Monday, November 28, 2011

Spanish Invention

You probably knew that the submarine is a Spanish invention. There is an early example raised on the port in Cartagena. Designed and built by a local engineer called Isaac Peral in Cadiz in 1887, it ran on electric current. The earliest Spanish submarine, however, was built by a Catalonian called Narcis Monturiol and ran manually. For (presumably) rather short distances. A later version ran on steam.
But Spain has invented many other useful gadgets (a friend of mine here in Mojácar lives comfortably off a garlic peeler he came up with a few years ago).
The Autogiro being one such (or so I read here). This was a variation on the helicopter, with stubby rear wings and a forward propeller. A large free-spinning propeller pointing upwards kept the thing (more or less) in the air. A British version called 'The Flying Bedstead' used to putter loudly over our garden when I was a child in Norfolk. The autogiro was developed by Juan de la Cierva in the nineteen twenties. Another useful invention, the arquebus, comes from Spain, although Wikipedia appears to disagree, suggesting Hungary instead. Better luck, perhaps, with the easy-to-assemble Molotov cocktail, which was first used by the Republicans during the Civil War before finding its way to the Finnish resistance to the Russian invasion of 1939.
More peaceful inventions include the famous Chupa Chup, the gob-stopper on a stick, introduced by Enric Bernat in 1958. I know that he sells a lot of them to the Chinese and Kojak used to swear by them when solving crimes. Chupa Chups are often used to wean one off another Spanish invention, The cigarette. This was manufactured originally by Seville beggars, who would roll odd bits of tobacco collected from the cigar makers into tubes made from rice paper. The first commercial cigarettes in a packet appeared in 1825 and where commercially named as 'Cigarrillos Superiores' in 1833. They didn't carry health warnings in those days.
The fregona is a fine Spanish invention. I've no idea what it's called in English, but it is a sponge on a stick used for washing floors. It comes from a airman called Manuel Jalón Corominas, introduced in 1956. Another, the pencil-sharpener, dates from 1945 from the workshop of Ignacio Urresti. Then, two partners called Juan Solozábal and Juan Olive came up with the stapler in around 1930.
Finally, according to the comments that follow the Spanish original (an article which promises more inventions in a second part), much of the above is erroneous.
Now they tell us!

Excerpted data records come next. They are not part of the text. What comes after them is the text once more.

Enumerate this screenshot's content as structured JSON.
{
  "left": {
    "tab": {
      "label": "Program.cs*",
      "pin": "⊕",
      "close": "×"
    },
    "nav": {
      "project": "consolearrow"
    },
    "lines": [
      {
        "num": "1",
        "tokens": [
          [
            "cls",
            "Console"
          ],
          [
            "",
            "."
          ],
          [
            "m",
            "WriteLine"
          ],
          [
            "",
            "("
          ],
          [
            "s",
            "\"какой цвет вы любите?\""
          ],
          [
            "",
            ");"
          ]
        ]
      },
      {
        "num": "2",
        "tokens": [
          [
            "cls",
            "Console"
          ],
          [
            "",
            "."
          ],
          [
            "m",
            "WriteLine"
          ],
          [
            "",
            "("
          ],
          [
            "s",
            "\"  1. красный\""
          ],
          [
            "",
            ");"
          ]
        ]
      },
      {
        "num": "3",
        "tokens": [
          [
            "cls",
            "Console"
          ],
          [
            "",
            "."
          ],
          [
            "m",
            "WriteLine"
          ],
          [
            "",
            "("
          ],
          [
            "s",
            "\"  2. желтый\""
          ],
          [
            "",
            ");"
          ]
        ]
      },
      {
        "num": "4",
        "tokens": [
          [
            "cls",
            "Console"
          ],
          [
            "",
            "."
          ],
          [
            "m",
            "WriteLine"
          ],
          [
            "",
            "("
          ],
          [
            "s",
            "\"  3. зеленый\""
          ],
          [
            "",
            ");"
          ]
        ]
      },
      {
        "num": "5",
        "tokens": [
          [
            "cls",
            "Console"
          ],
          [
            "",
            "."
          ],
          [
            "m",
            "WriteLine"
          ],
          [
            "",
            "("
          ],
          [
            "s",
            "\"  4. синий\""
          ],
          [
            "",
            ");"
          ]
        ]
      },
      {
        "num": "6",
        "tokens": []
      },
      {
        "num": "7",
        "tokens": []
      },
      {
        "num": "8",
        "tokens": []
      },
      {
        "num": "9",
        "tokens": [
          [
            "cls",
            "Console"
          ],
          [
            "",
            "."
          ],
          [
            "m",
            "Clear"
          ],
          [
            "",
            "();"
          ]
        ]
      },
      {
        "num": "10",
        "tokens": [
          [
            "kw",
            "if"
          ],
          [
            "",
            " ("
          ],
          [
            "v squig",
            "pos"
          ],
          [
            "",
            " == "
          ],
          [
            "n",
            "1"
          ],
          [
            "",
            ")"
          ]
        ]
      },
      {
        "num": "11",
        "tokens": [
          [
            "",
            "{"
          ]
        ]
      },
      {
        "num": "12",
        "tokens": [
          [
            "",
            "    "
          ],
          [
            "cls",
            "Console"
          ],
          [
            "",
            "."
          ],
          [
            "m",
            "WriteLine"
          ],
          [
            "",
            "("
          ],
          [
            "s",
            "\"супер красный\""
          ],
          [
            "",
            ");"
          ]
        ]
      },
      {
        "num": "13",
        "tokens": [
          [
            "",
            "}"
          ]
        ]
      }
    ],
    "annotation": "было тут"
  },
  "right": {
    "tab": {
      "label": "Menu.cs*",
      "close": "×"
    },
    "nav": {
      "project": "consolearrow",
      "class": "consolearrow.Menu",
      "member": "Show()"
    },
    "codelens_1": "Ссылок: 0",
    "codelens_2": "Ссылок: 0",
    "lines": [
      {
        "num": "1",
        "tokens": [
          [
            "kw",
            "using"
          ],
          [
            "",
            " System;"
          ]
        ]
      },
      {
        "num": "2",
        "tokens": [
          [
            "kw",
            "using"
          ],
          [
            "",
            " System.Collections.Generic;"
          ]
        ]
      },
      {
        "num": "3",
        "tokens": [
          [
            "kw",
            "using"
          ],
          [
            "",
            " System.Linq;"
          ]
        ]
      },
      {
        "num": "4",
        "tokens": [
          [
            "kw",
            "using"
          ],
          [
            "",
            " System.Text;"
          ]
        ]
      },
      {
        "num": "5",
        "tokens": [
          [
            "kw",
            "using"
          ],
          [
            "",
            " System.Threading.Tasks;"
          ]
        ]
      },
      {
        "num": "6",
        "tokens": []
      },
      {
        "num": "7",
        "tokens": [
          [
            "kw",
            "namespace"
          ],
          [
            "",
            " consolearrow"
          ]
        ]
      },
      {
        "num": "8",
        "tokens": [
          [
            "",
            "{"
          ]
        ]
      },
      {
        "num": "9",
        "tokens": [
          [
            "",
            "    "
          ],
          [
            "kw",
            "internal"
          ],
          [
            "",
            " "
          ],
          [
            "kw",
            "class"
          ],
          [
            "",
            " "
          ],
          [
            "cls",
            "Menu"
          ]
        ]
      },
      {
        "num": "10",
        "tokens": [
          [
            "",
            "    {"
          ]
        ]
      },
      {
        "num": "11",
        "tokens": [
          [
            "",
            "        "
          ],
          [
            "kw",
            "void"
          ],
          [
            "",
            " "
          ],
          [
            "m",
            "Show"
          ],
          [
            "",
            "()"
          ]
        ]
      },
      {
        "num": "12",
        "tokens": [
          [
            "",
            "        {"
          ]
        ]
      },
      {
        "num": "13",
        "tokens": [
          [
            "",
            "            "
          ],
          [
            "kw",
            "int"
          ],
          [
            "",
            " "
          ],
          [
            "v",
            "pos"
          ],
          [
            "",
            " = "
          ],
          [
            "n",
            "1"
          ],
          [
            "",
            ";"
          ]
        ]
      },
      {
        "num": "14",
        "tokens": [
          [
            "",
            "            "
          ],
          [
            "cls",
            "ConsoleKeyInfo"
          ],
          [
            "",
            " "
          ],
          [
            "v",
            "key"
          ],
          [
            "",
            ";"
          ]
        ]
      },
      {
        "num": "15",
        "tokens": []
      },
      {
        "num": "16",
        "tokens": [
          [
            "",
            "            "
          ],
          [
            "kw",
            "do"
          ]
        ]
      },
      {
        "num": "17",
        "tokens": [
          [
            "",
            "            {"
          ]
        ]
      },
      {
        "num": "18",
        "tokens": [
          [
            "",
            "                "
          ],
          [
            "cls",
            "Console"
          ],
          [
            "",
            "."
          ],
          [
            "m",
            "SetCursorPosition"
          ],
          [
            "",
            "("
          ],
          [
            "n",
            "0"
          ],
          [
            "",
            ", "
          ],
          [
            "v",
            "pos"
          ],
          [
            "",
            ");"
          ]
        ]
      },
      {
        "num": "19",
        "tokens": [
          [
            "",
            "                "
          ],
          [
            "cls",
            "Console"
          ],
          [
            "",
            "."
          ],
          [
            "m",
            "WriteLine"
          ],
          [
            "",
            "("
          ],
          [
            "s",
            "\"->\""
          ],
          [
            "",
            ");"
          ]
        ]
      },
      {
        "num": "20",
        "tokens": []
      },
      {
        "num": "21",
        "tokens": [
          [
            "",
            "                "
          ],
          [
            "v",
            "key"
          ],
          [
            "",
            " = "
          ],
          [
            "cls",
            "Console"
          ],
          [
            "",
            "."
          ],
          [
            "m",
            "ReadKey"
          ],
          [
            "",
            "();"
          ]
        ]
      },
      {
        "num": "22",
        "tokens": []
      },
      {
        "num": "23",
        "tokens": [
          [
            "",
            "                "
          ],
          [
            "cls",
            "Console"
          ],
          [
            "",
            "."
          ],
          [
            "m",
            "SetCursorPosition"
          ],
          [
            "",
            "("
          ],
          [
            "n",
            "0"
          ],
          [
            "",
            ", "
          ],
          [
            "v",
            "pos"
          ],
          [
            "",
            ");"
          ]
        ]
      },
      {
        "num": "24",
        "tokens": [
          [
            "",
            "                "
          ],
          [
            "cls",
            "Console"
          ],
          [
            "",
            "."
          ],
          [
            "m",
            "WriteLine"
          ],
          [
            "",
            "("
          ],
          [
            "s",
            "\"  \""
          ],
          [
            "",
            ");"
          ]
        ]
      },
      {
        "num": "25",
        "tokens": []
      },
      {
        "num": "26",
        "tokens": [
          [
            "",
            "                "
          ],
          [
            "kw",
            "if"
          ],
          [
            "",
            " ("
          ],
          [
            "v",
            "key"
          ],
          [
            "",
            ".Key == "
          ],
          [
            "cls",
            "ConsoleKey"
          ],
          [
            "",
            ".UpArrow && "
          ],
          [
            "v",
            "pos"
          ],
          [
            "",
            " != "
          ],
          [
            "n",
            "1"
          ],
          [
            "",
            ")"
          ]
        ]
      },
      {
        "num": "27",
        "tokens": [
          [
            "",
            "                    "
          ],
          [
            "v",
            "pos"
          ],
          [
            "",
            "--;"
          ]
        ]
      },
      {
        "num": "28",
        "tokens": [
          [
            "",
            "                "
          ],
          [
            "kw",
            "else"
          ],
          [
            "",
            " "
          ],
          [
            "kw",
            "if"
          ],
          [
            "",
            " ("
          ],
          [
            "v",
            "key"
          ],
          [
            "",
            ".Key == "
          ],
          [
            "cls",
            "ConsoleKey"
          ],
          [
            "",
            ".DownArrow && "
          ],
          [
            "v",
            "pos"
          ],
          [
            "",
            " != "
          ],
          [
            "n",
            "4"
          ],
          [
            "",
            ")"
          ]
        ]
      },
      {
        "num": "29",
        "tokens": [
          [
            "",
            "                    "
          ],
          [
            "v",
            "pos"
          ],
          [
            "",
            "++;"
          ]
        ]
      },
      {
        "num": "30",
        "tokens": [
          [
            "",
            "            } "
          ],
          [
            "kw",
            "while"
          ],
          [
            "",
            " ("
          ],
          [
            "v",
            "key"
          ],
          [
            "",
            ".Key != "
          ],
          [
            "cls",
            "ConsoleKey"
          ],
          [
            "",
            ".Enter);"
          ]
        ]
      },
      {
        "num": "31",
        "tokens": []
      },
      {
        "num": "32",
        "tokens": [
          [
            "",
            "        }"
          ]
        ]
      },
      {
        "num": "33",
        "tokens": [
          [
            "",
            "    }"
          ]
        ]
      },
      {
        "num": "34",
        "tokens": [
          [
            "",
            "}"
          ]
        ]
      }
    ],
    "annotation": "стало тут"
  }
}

1 comment:

CafeMark said...

I believe the word you're looking for is MOP. I'm sure some Brits reading this will be staggered that you didn't know the word, but I sympathise - I only worked a couple of years in Madrid and I found I started to forget English words.